Ultrasound (US) diagnostic features have been revised to limit overlap with women without PCOS to improve diagnostic accuracy. Polycystic ovarian morphology (PCOM) was incorporated into the diagnosis of PCOS in 2003 in the Rotterdam criteria. The original definition of PCOM in the Rotterdam criteria is 12 or more follicles measuring 2 – 9mm throughout the entire ovary or an ovarian volume ≥ 10 cm. Several factors mandated revision of this diagnostic US criteria, including advances in ultrasound technology (greater resolution), inadequate initial evidence, variable US tech skill levels, and natural physiologic changes that occur in antral follicle count during the pubertal and menopausal transitions (up to 70% of adolescents have PCOM based on original Rotterdam criteria). Due to these variable normal ovarian physiologic changes, ultrasound is no longer indicated in adolescents. (Ultrasound is not recommended for a PCOS diagnosis in those within 8 years of menarche).

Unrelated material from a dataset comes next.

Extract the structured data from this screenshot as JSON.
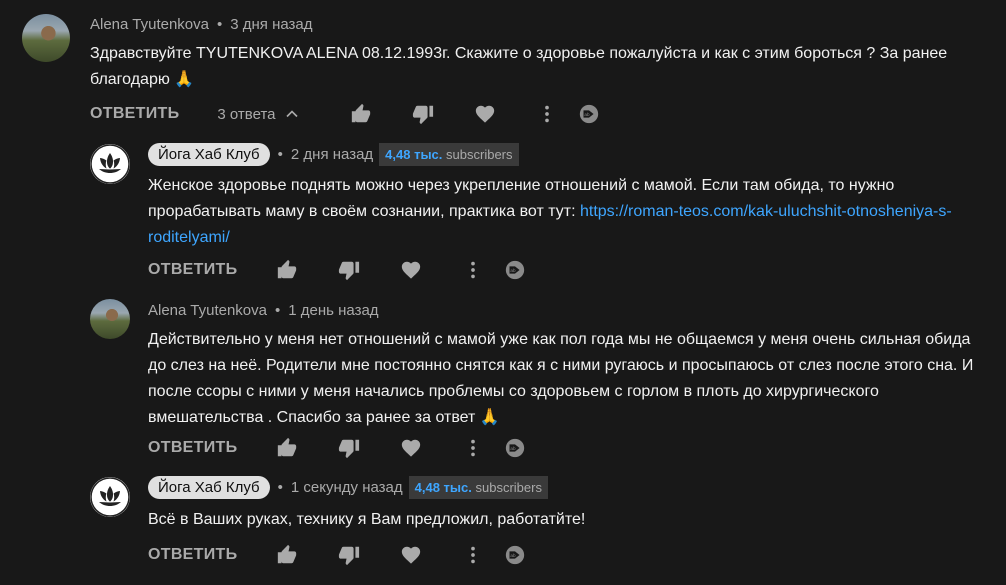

The new PCOM guidelines endorse use of endovaginal ultrasound transducers and the threshold for PCOM should be a follicle number per ovary (FNPO) of ≥ 20 on either ovary, and/or an ovarian volume ≥ 10ml. (no corpora lutea, dominant follicles, or cysts are present). There is insufficient evidenced-based data to suggest use of other US criteria, such as peripheral distribution of ovarian follicles (pearl necklace).
Exclusion of thyroid and adrenal diseases remains an important part of the PCOS guideline criteria.
The new PCOS guidelines were recently published in three international journals: Clinical Endocrinology,
Human Reproduction and Fertility and Sterility and is an incredible example of international collaboration.
Lifestyle and Nutrition
Many women with PCOS suffer from obesity. Obese women are also particularly susceptible to diabetes and insulin resistance. Women with PCOS and/or obesity often have irregular menstrual cycles and infertility because they usually don’t ovulate. Researchers have determined that most women with PCOS and/or obesity have “insulin resistance” in which the body does not handle insulin properly. Women with insulin resistance may have normal blood glucose levels, but since their cells are resistant to insulin, they over compensate by producing even higher levels of insulin in order to keep their blood glucose levels normal. The resulting higher insulin levels lead to more fat storage (obesity) and abnormal ovarian androgens (increased male hormones), thus interfering with ovulation. Insulin resistance ultimately can produce all the symptoms of PCOS…anovulation, infertility, obesity, and hirsutism.
When women with PCOS are able to correct the insulin resistance with proper low carbohydrate diet, exercise, vitamins (Myo-Inositol) and/or insulin-sensitizing drugs, such as metformin, normal ovarian function (ovulation and normal female hormone production) often returns. Use of metformin, Myo-Inositol, regular exercise and/or weight loss of 5-10% of body weight can each independently lead to occasional spontaneous pregnancies, as well as dramatically improve pregnancy rates with all fertility treatments, including IVF.
Medical Health Concerns
In addition to infertility problems, women with PCOS are at risk for several other health concerns, including:
- Impaired glucose tolerance & Insulin resistance
- Cardiovascular disease
- Obstructive sleep apnea
- Endometrial hyperplasia & Endometrial cancer at a relatively young age